I loaded the two of them in my trailer with help from the clinic staff and nervously drove home. One of my foxhunting friends happened to be at my neighbor’s place and helped me unload Gina and baby into my paddock. Gina looked thrilled to be outdoors. Marrakesh looked flabbergasted. He quickly took advantage of the space, though! He spent nearly an hour and a half trotting and cantering around. Gina followed him up and down the paddock and seemed to enjoy stretching her legs, too!

When I returned to the barn in the early evening, Gina was eager to eat dinner. I fed her in her stall and corralled Marrakesh with some help from my neighbor’s husband and another friend. He was decidedly unexcited about having medication squirted into his mouth, but didn’t do anything terribly naughty.  (I mean, he’s a tiny week old foal- what’s he going to do other than give me some serious stink eye?)

Johnny and I wrangled him this morning while Gina ate breakfast. His temperature is still elevated, but he continues to be bright-eyed, active, and nursing well. I dosed him with Banamine and antibiotics, and left him to his own devices. I’ll feel less anxious once his temperature comes down, but I’m glad he seems to be doing okay despite it.

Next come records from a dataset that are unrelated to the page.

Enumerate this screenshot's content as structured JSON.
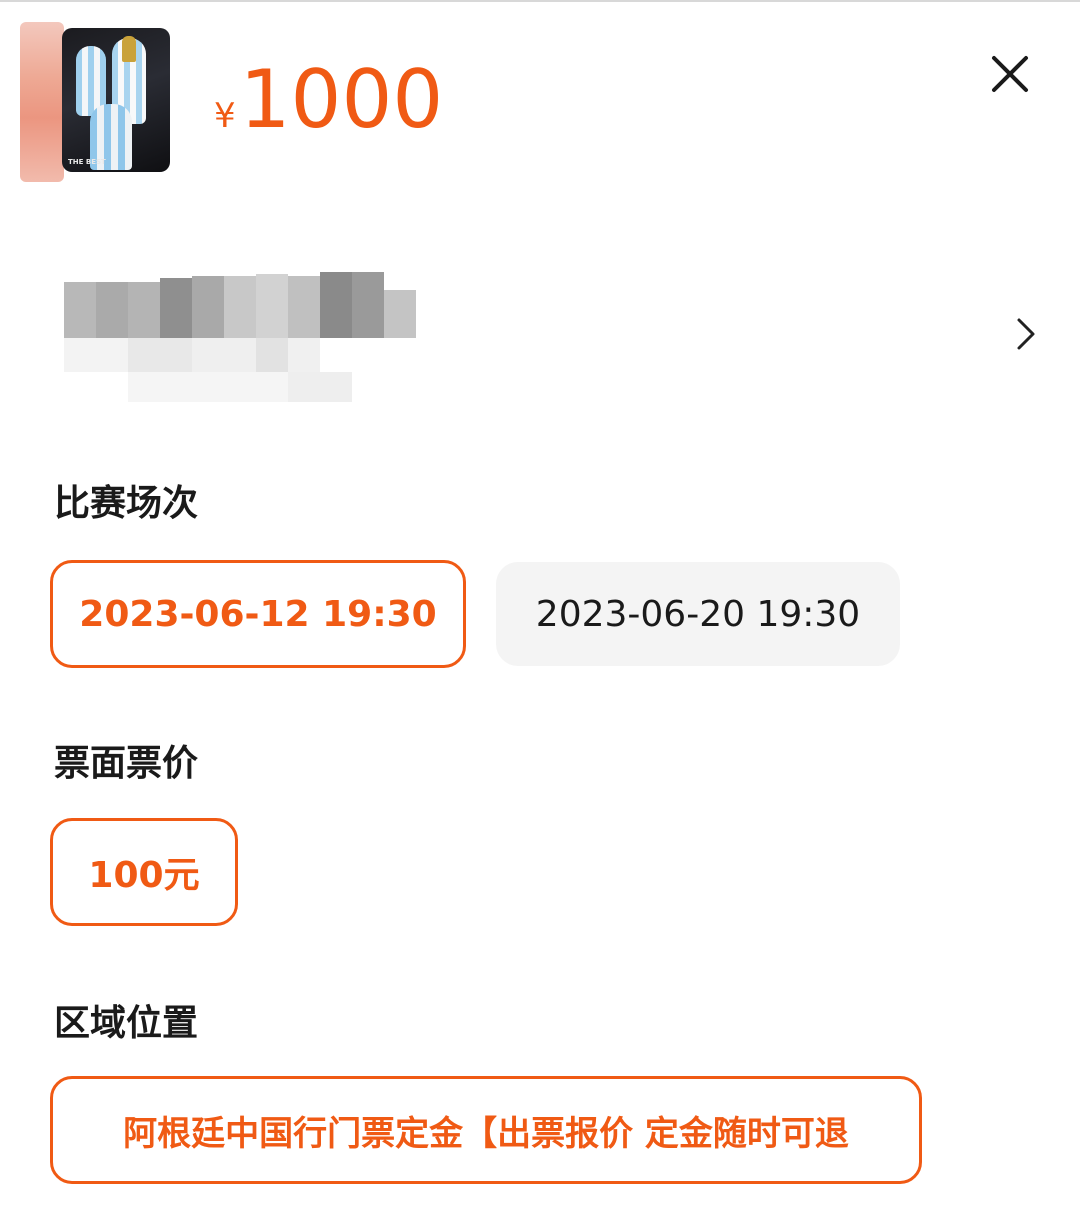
{
  "header": {
    "currency_symbol": "¥",
    "price": "1000",
    "thumbnail_text": "THE BEST"
  },
  "sections": {
    "match": {
      "title": "比赛场次",
      "options": [
        {
          "label": "2023-06-12 19:30",
          "selected": true
        },
        {
          "label": "2023-06-20 19:30",
          "selected": false
        }
      ]
    },
    "face_price": {
      "title": "票面票价",
      "options": [
        {
          "label": "100元",
          "selected": true
        }
      ]
    },
    "area": {
      "title": "区域位置",
      "options": [
        {
          "label": "阿根廷中国行门票定金【出票报价 定金随时可退",
          "selected": true
        }
      ]
    }
  },
  "colors": {
    "accent": "#f05a14",
    "chip_bg": "#f4f4f4",
    "text": "#1a1a1a"
  },
  "icons": {
    "close": "close-icon",
    "chevron": "chevron-right-icon"
  }
}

He and Gina are very frustrated about flies, though. I have a mask on Gina, but haven’t been putting any kind of fly spray on her or Marrakesh. His tiny tail swishes constantly and he stomps his tiny feet all the time. Is there anything I can use that will be safe for the two of them?

Visiting Gina and Marrakesh

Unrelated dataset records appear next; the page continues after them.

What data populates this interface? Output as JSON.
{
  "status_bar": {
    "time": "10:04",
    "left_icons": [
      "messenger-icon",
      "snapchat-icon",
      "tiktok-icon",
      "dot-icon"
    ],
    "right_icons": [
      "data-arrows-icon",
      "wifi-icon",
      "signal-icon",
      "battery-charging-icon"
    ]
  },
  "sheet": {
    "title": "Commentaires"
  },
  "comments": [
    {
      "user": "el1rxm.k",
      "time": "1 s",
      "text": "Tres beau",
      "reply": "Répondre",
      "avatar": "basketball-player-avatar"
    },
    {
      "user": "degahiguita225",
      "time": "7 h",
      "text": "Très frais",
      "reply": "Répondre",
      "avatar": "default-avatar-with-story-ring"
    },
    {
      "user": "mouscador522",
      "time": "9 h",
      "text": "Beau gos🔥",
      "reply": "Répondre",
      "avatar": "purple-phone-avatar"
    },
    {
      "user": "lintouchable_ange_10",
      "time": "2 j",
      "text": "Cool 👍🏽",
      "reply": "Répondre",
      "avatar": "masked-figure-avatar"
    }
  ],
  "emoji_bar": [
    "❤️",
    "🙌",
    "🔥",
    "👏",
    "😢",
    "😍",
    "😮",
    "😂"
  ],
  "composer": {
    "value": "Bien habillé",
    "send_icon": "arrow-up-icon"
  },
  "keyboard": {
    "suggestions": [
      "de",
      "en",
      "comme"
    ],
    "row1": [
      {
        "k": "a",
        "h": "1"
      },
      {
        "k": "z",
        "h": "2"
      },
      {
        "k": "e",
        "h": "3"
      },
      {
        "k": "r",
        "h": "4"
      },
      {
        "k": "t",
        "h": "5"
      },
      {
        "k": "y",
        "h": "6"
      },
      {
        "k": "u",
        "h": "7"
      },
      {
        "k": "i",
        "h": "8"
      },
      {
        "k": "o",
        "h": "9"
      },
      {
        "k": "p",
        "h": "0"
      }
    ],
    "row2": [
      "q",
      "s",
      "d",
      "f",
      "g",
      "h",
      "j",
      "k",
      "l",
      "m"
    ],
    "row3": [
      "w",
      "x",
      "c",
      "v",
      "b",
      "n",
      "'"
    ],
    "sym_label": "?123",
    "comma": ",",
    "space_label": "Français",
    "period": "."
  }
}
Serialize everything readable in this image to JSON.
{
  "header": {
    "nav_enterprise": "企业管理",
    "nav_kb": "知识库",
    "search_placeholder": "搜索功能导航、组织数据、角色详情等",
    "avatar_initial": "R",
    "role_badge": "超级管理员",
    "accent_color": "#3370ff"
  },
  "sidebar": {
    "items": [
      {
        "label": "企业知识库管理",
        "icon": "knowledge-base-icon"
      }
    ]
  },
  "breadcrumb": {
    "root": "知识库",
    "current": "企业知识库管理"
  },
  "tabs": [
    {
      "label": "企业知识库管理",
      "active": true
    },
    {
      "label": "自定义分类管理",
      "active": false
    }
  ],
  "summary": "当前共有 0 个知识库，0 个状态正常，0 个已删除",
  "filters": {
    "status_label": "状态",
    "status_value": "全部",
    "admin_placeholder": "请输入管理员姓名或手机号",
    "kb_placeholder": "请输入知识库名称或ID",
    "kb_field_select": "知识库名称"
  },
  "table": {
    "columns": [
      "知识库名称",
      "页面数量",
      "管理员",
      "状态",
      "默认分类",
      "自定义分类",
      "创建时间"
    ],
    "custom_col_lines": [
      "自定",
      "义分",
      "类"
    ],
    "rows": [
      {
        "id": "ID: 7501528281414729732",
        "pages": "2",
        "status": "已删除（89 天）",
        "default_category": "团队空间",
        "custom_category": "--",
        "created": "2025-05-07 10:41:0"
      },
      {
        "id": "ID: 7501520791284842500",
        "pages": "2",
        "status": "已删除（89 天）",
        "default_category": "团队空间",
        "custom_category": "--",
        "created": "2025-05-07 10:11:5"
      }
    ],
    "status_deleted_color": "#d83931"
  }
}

I headed down to the vet clinic to visit Gina and Marrakesh after feeding Candy and Moe this morning. Gina appeared happy to see me (and the big container of cookies I brought). I let myself in her stall where she was watching over her sleeping colt.

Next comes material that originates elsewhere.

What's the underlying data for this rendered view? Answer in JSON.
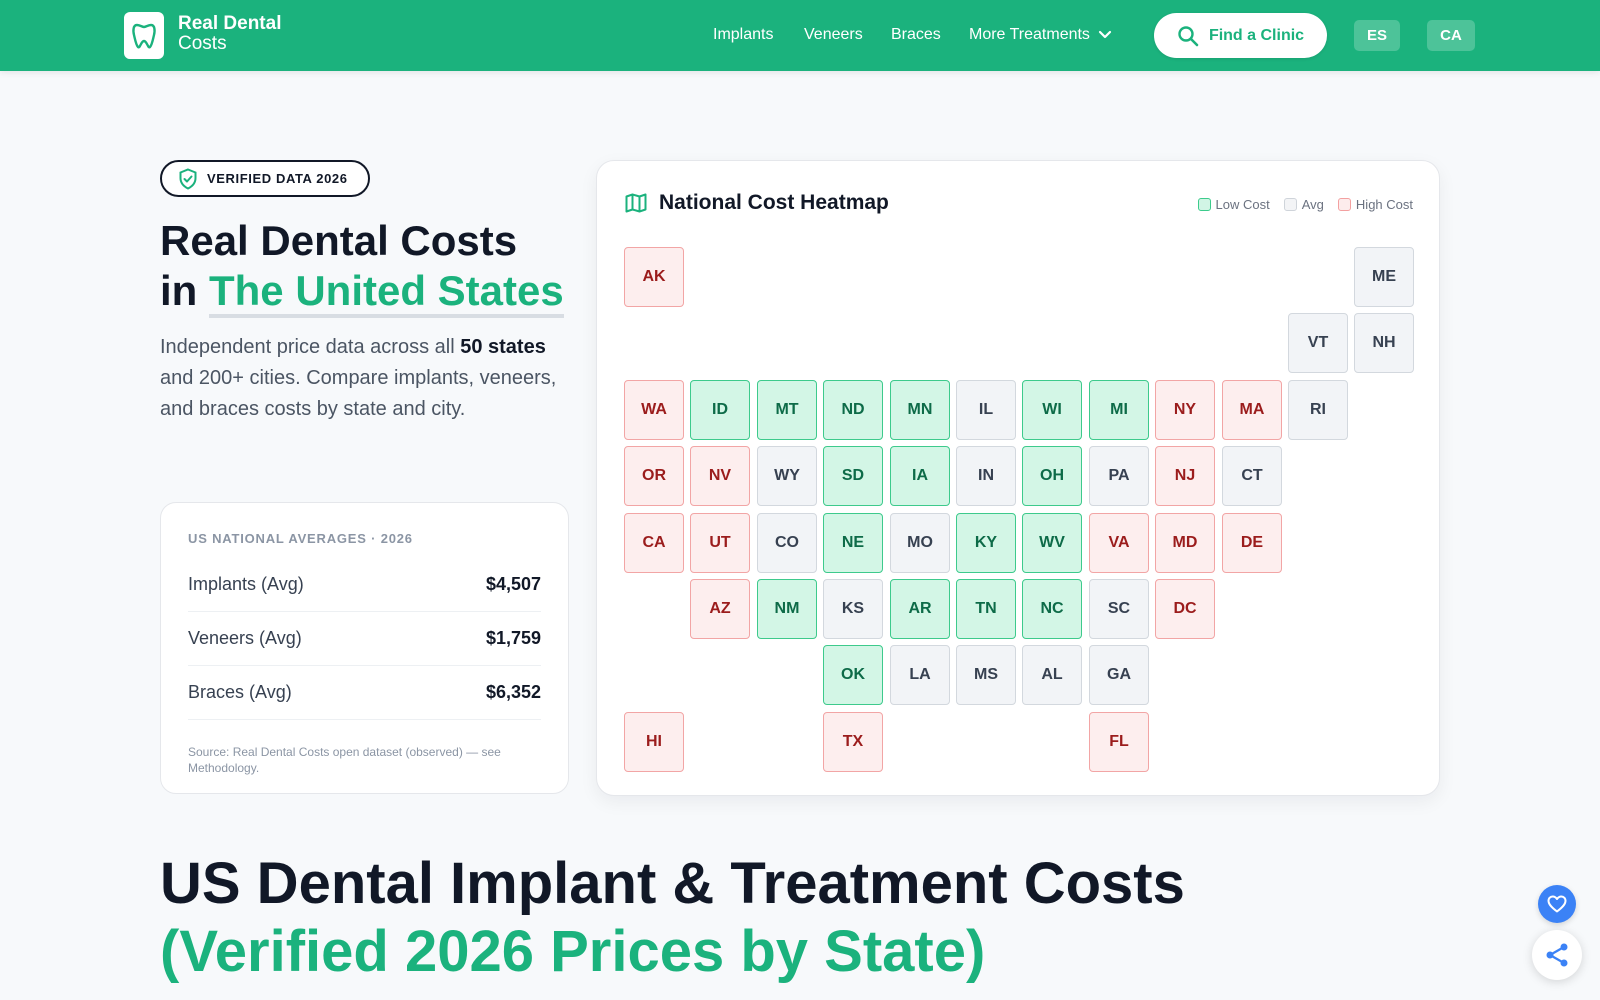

I wanted to cry when I saw him lying in a corner of the stall with a bandage around his neck holding an IV catheter in place and a nasogastric tube on his tiny muzzle. Flies swarmed on his face and sheath, and he looked small and thin and helpless. I sat next to him and petted him gently; he woke up briefly, adjusted his position, and went back to sleep.

A few minutes later, the veterinarian treating Marrakesh came by to say hello and give me an update. This vet diagnosed and treated Moe for EPM last fall, and I was glad to see a familiar face. The vet told me that they’d noticed a mild swelling in baby’s sheath and jaw, and that his protein level had dipped a little. They’d administered Lasix, which brought the swelling down, and reduced the amount of fluids he was receiving intravenously. The vet thought the swelling looked significantly reduced; he also thought that Marrakesh didn’t need supplemental fluids any more.

His poor little face!

While I was there, the vet and a tech helped Marrakesh get up. He seemed much steadier while standing today, and the vet told me he thought baby’s muscle tone had improved. Marrakesh walked around a bit before heading toward Gina’s flank to nurse. Gina was letting down a lot of milk, and some of it streamed onto baby’s head while he was suckling. He wasn’t a fan and proceeded to spend the next five minutes rubbing his face on his leg and Gina’s leg in an effort to get the wet sensation to stop. He made a few more laps around the stall before lying down in a mostly-coordinated fashion.

Nursing like a pro

The vet advised me that Marrakesh’s prognosis remains good even if he does look terribly puny right now. He told me that he’d been more lively earlier in the morning and had even tried to buck a little. I thought he looked a tiny bit sturdier and more solid. Gina continues to be a total champion. She’s producing plenty of milk and eating and drinking well. She’s also well behaved for the clinic staff who are in and out of her stall and handling her foal frequently.

Itchy and wet.

I’m really glad I live near a clinic with such a good team of vets and techs. I’m grateful for the assistance they’ve given Gina and Marrakesh, and I’m optimistic that they’ll help him overcome his rough start!

I can’t express how grateful I am for the words of encouragement and stories people have shared about foals who have turned out just fine after a rocky beginning. It’s heartening to hear!